If you do nothing the save is performed to the Lightroom database, and from that point forward (unless you undo it) the image shown in Lightroom has your edits.
To make the change permanently, by destructive save, would cause problems in Lightroom. You could overwrite the existing JPG with the new JPG, but then Lightroom will apply the edits to the edited/saved JPG. For example, if you increased the exposure on the original JPG by +1.0, and then did a destructive save, then the file on disk now has exposure increased by +1.0, and Lightroom then applies the editing information from its database and increases the exposure by +1.0, giving a +2.0. Similar issues would happen if you straightened a horizon and then destructively saved, the image in Lightroom would appear to have the angular change applied twice.

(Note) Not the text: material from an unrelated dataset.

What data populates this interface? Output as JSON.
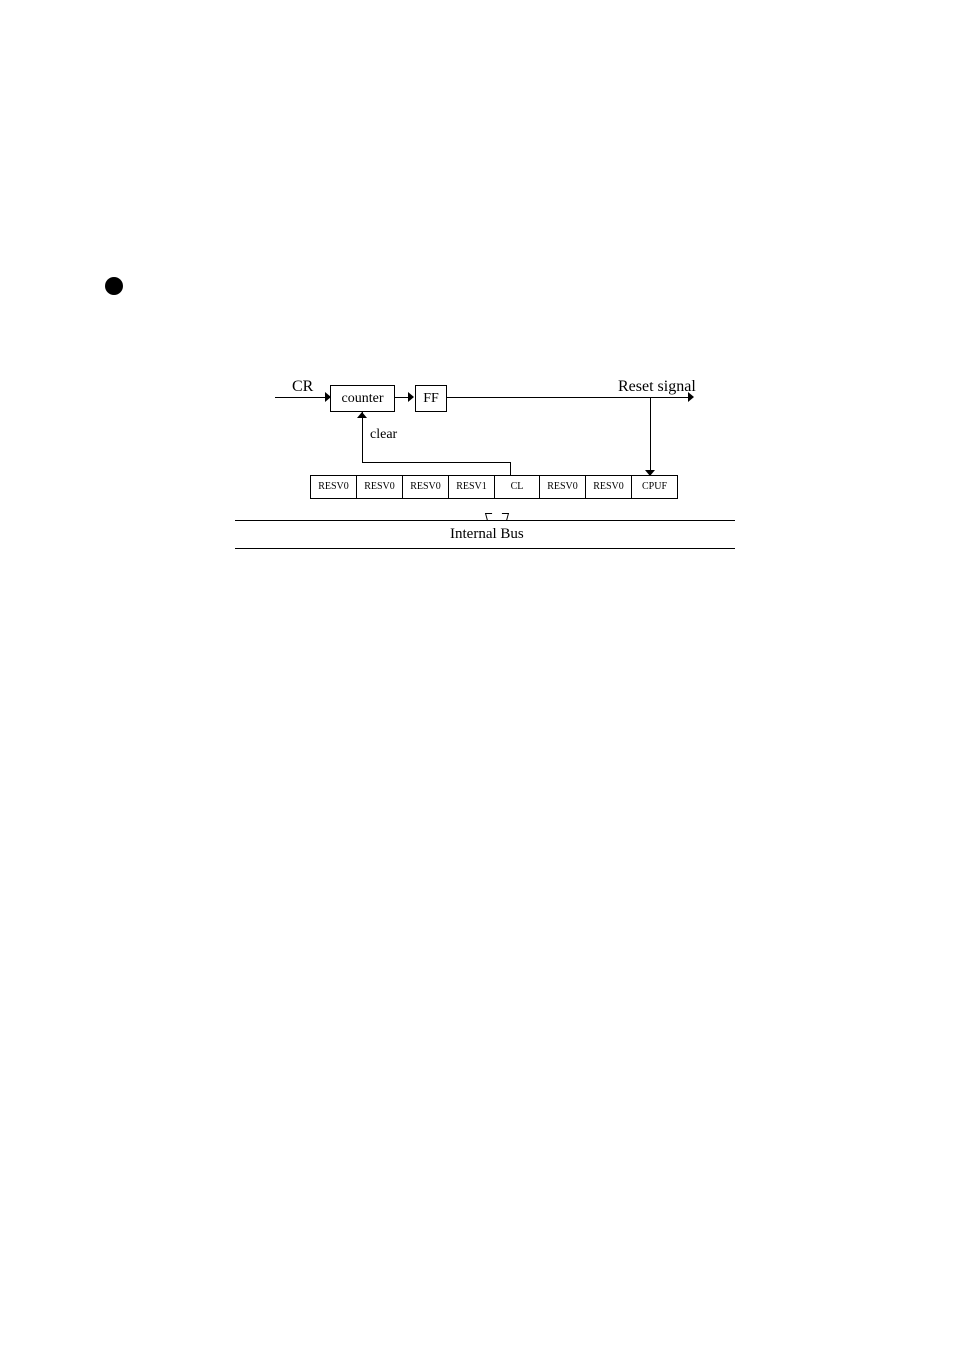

So while this can be done (although it involves an export step), the negative consequences are quite severe, and I would urge you to rethink your need to do this. As long as I have been involved in Lightroom, I have not heard a good reason to do this, nor am I aware of anyone doing destructive saves. You would be much better off understanding how to use Lightroom as intended.
If the issue is actually what export folder to use ... this is simply handled by most people by making an export to a temporary folder (I always use the same folder named Temp). All my exports go there, so I always know where the exports are. Once I am done using the exported photo (for example, I have e-mailed it or uploaded it), I delete the exported photo, knowing that I can always re-create this export exactly if necessary.
Lightroom is a non-destructive editor that saves all of your edits in the LR catalog, along with keywords and other metadata you can use for "organizing" you images. You can create multiple virtual copies of any image and apply different settings to them without exporting to separate files. Collections are also virtual copies that can be used for further organization. Some good tutorials here:
Peter Krogh has an excellent eBook on organizing your photographs with LR5:
One of the main tenets of Lightroom workflow is that you simply do not touch your originals ever. Do not look at them as the final product but simply as the raw "negative" that you keep safely tucked away. There never should be a reason to find your originals except perhaps to move them off to an external hard disk if your main disk is getting full.